- British Grand Prix - Qualifying
'We have to make difficult decisions' - Horner
'We will act differently' in Germany - Horner
Webber unhappy about using lower-spec wing
Red Bull 'just quick everywhere' - Vettel
Vettel takes pole for dominant Red Bull at Silverstone
- British Grand Prix
- FIA Formula One World Championship
- Red Bull
Red Bull boss Christian Horner denied suggestions Mark Webber is being regarded as the team's second driver after a decision was made to take a new front wing design off Webber's car before qualifying and hand it to Sebastian Vettel after his own was damaged in the final free practice session.
Vettel took pole, and although Webber was second there was no disguising his simmering anger. "I would rather be third on the grid probably, we know second on the grid at most sides is shit," he snapped at the press conference.
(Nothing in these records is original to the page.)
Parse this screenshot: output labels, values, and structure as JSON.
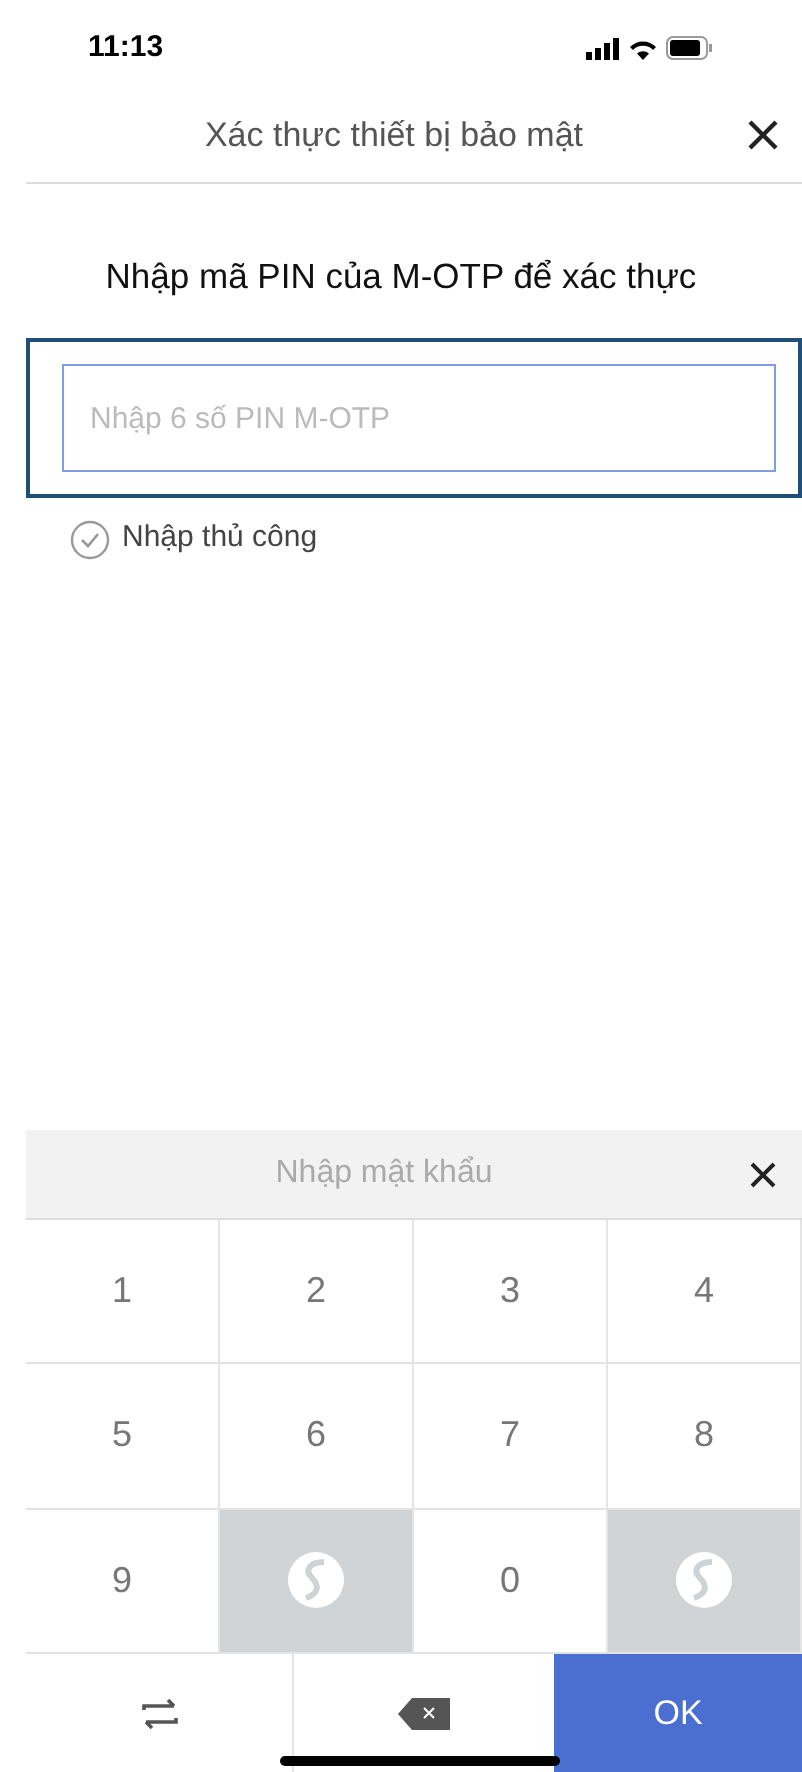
{
  "status_bar": {
    "time": "11:13"
  },
  "header": {
    "title": "Xác thực thiết bị bảo mật"
  },
  "prompt": "Nhập mã PIN của M-OTP để xác thực",
  "pin_field": {
    "placeholder": "Nhập 6 số PIN M-OTP",
    "focused": true
  },
  "manual_entry": {
    "label": "Nhập thủ công",
    "checked": false
  },
  "keypad": {
    "title": "Nhập mật khẩu",
    "keys": [
      {
        "kind": "digit",
        "label": "1"
      },
      {
        "kind": "digit",
        "label": "2"
      },
      {
        "kind": "digit",
        "label": "3"
      },
      {
        "kind": "digit",
        "label": "4"
      },
      {
        "kind": "digit",
        "label": "5"
      },
      {
        "kind": "digit",
        "label": "6"
      },
      {
        "kind": "digit",
        "label": "7"
      },
      {
        "kind": "digit",
        "label": "8"
      },
      {
        "kind": "digit",
        "label": "9"
      },
      {
        "kind": "logo"
      },
      {
        "kind": "digit",
        "label": "0"
      },
      {
        "kind": "logo"
      }
    ],
    "ok_label": "OK"
  }
}
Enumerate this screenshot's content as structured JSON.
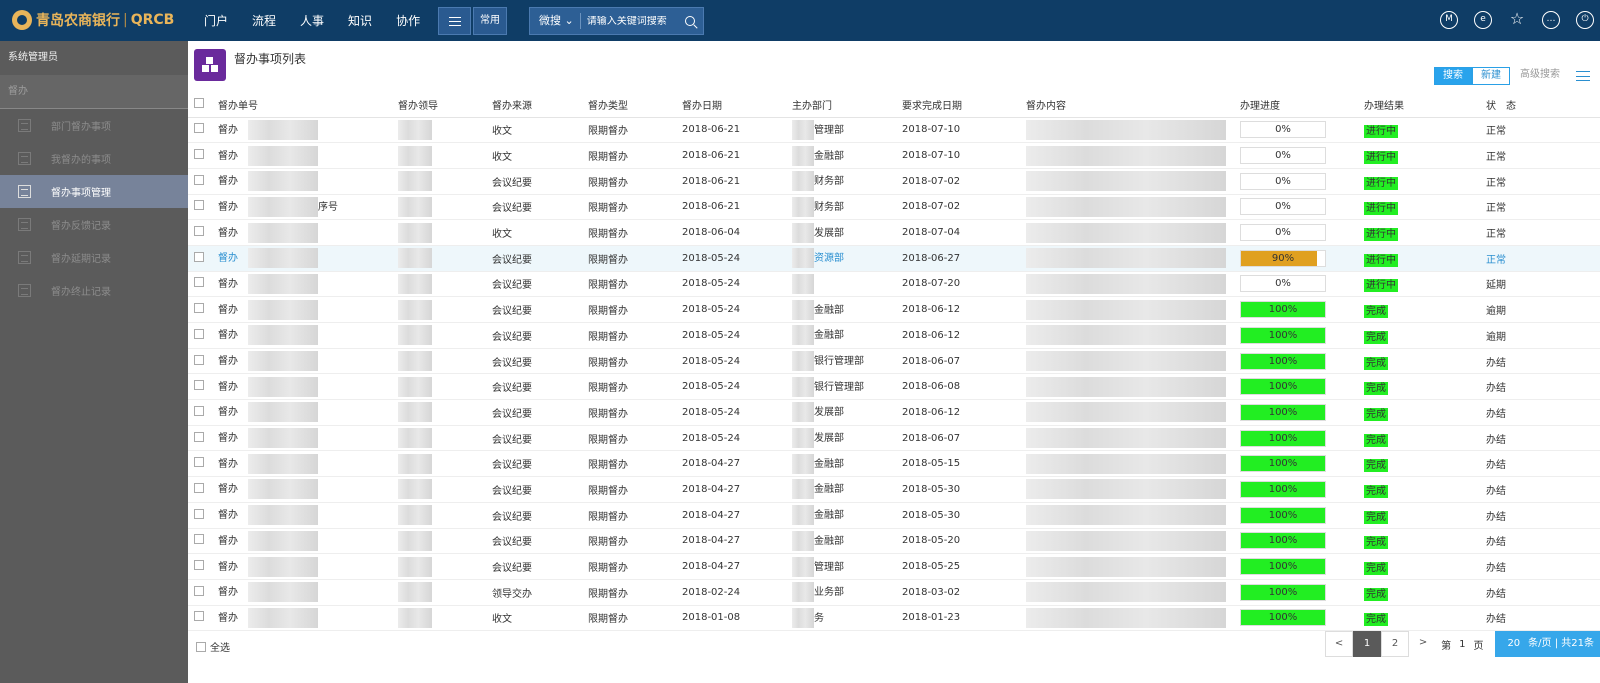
{
  "brand": {
    "name": "青岛农商银行",
    "sep": "|",
    "abbr": "QRCB"
  },
  "nav": [
    {
      "label": "门户"
    },
    {
      "label": "流程"
    },
    {
      "label": "人事"
    },
    {
      "label": "知识"
    },
    {
      "label": "协作"
    }
  ],
  "common_label": "常用",
  "search": {
    "scope": "微搜",
    "placeholder": "请输入关键词搜索"
  },
  "top_icons": [
    {
      "name": "m-icon",
      "glyph": "M"
    },
    {
      "name": "e-icon",
      "glyph": "e"
    },
    {
      "name": "star-icon",
      "glyph": "☆"
    },
    {
      "name": "more-icon",
      "glyph": "…"
    },
    {
      "name": "power-icon",
      "glyph": "⏻"
    }
  ],
  "sidebar": {
    "user": "系统管理员",
    "group": "督办",
    "items": [
      {
        "label": "部门督办事项"
      },
      {
        "label": "我督办的事项"
      },
      {
        "label": "督办事项管理"
      },
      {
        "label": "督办反馈记录"
      },
      {
        "label": "督办延期记录"
      },
      {
        "label": "督办终止记录"
      }
    ]
  },
  "page": {
    "title": "督办事项列表",
    "btn_search": "搜索",
    "btn_new": "新建",
    "btn_adv": "高级搜索"
  },
  "colors": {
    "topbar": "#0f3d66",
    "sidebar": "#5b5b5b",
    "active_item": "#77839a",
    "progress_green": "#22ee22",
    "progress_orange": "#e0a020",
    "result_green": "#22ee22",
    "accent": "#29a3ec"
  },
  "columns": [
    "督办单号",
    "督办领导",
    "督办来源",
    "督办类型",
    "督办日期",
    "主办部门",
    "要求完成日期",
    "督办内容",
    "办理进度",
    "办理结果",
    "状　态"
  ],
  "rows": [
    {
      "no": "督办",
      "src": "收文",
      "type": "限期督办",
      "date": "2018-06-21",
      "dept": "管理部",
      "due": "2018-07-10",
      "progress": 0,
      "ptxt": "0%",
      "result": "进行中",
      "status": "正常"
    },
    {
      "no": "督办",
      "src": "收文",
      "type": "限期督办",
      "date": "2018-06-21",
      "dept": "金融部",
      "due": "2018-07-10",
      "progress": 0,
      "ptxt": "0%",
      "result": "进行中",
      "status": "正常"
    },
    {
      "no": "督办",
      "src": "会议纪要",
      "type": "限期督办",
      "date": "2018-06-21",
      "dept": "财务部",
      "due": "2018-07-02",
      "progress": 0,
      "ptxt": "0%",
      "result": "进行中",
      "status": "正常"
    },
    {
      "no": "督办",
      "src": "会议纪要",
      "type": "限期督办",
      "date": "2018-06-21",
      "dept": "财务部",
      "due": "2018-07-02",
      "progress": 0,
      "ptxt": "0%",
      "result": "进行中",
      "status": "正常"
    },
    {
      "no": "督办",
      "src": "收文",
      "type": "限期督办",
      "date": "2018-06-04",
      "dept": "发展部",
      "due": "2018-07-04",
      "progress": 0,
      "ptxt": "0%",
      "result": "进行中",
      "status": "正常"
    },
    {
      "no": "督办",
      "src": "会议纪要",
      "type": "限期督办",
      "date": "2018-05-24",
      "dept": "资源部",
      "due": "2018-06-27",
      "progress": 90,
      "ptxt": "90%",
      "result": "进行中",
      "status": "正常"
    },
    {
      "no": "督办",
      "src": "会议纪要",
      "type": "限期督办",
      "date": "2018-05-24",
      "dept": "",
      "due": "2018-07-20",
      "progress": 0,
      "ptxt": "0%",
      "result": "进行中",
      "status": "延期"
    },
    {
      "no": "督办",
      "src": "会议纪要",
      "type": "限期督办",
      "date": "2018-05-24",
      "dept": "金融部",
      "due": "2018-06-12",
      "progress": 100,
      "ptxt": "100%",
      "result": "完成",
      "status": "逾期"
    },
    {
      "no": "督办",
      "src": "会议纪要",
      "type": "限期督办",
      "date": "2018-05-24",
      "dept": "金融部",
      "due": "2018-06-12",
      "progress": 100,
      "ptxt": "100%",
      "result": "完成",
      "status": "逾期"
    },
    {
      "no": "督办",
      "src": "会议纪要",
      "type": "限期督办",
      "date": "2018-05-24",
      "dept": "银行管理部",
      "due": "2018-06-07",
      "progress": 100,
      "ptxt": "100%",
      "result": "完成",
      "status": "办结"
    },
    {
      "no": "督办",
      "src": "会议纪要",
      "type": "限期督办",
      "date": "2018-05-24",
      "dept": "银行管理部",
      "due": "2018-06-08",
      "progress": 100,
      "ptxt": "100%",
      "result": "完成",
      "status": "办结"
    },
    {
      "no": "督办",
      "src": "会议纪要",
      "type": "限期督办",
      "date": "2018-05-24",
      "dept": "发展部",
      "due": "2018-06-12",
      "progress": 100,
      "ptxt": "100%",
      "result": "完成",
      "status": "办结"
    },
    {
      "no": "督办",
      "src": "会议纪要",
      "type": "限期督办",
      "date": "2018-05-24",
      "dept": "发展部",
      "due": "2018-06-07",
      "progress": 100,
      "ptxt": "100%",
      "result": "完成",
      "status": "办结"
    },
    {
      "no": "督办",
      "src": "会议纪要",
      "type": "限期督办",
      "date": "2018-04-27",
      "dept": "金融部",
      "due": "2018-05-15",
      "progress": 100,
      "ptxt": "100%",
      "result": "完成",
      "status": "办结"
    },
    {
      "no": "督办",
      "src": "会议纪要",
      "type": "限期督办",
      "date": "2018-04-27",
      "dept": "金融部",
      "due": "2018-05-30",
      "progress": 100,
      "ptxt": "100%",
      "result": "完成",
      "status": "办结"
    },
    {
      "no": "督办",
      "src": "会议纪要",
      "type": "限期督办",
      "date": "2018-04-27",
      "dept": "金融部",
      "due": "2018-05-30",
      "progress": 100,
      "ptxt": "100%",
      "result": "完成",
      "status": "办结"
    },
    {
      "no": "督办",
      "src": "会议纪要",
      "type": "限期督办",
      "date": "2018-04-27",
      "dept": "金融部",
      "due": "2018-05-20",
      "progress": 100,
      "ptxt": "100%",
      "result": "完成",
      "status": "办结"
    },
    {
      "no": "督办",
      "src": "会议纪要",
      "type": "限期督办",
      "date": "2018-04-27",
      "dept": "管理部",
      "due": "2018-05-25",
      "progress": 100,
      "ptxt": "100%",
      "result": "完成",
      "status": "办结"
    },
    {
      "no": "督办",
      "src": "领导交办",
      "type": "限期督办",
      "date": "2018-02-24",
      "dept": "业务部",
      "due": "2018-03-02",
      "progress": 100,
      "ptxt": "100%",
      "result": "完成",
      "status": "办结"
    },
    {
      "no": "督办",
      "src": "收文",
      "type": "限期督办",
      "date": "2018-01-08",
      "dept": "务",
      "due": "2018-01-23",
      "progress": 100,
      "ptxt": "100%",
      "result": "完成",
      "status": "办结"
    }
  ],
  "extra_fragment": "序号",
  "footer": {
    "select_all": "全选",
    "prev": "<",
    "pages": [
      "1",
      "2"
    ],
    "next": ">",
    "goto_prefix": "第",
    "goto_page": "1",
    "goto_suffix": "页",
    "page_size": "20",
    "size_suffix": "条/页 | 共21条"
  }
}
Horner said the team had to favour the person leading the championship, but dismissed suggestions this set the tone for the season. "I think that you could see today that the performance today between the guys was very, very close and very, very tight," he said. "Unfortunately sometimes I have to make a difficult decision, and with only one wing available and the facts to hand that we had, and based on championship position, which was the criteria that we used, that wing went to Sebastian today.
"If we were favouring one driver we would give that driver a spare wing as well. We would not run with having two available to one driver. We will continue to support both drivers in the best and absolute fairest way that we can. But on some occasions you have to make a difficult decision, and today was one of those instances."
"Sometimes you have to make difficult decisions. It is the first time we have been in a situation where we have only had one component, and I am sure that happens up and down the pit lane.
"Obviously when you have two drivers running at the front, there is perhaps a bit more emotion attached to it. But if you take away the emotion and you look at the facts, it was an entirely logical thing to do."
When asked directly if he had sympathy for Webber, Horner said: "I don't think he was stitched up at all. It is a difficult situation where we haven't got two components. If I'd have given it to Mark you've the same situation in reverse.
"Mark knows the way we operate as a team. He knows that with that decision there was no malice behind it. There was no manipulation."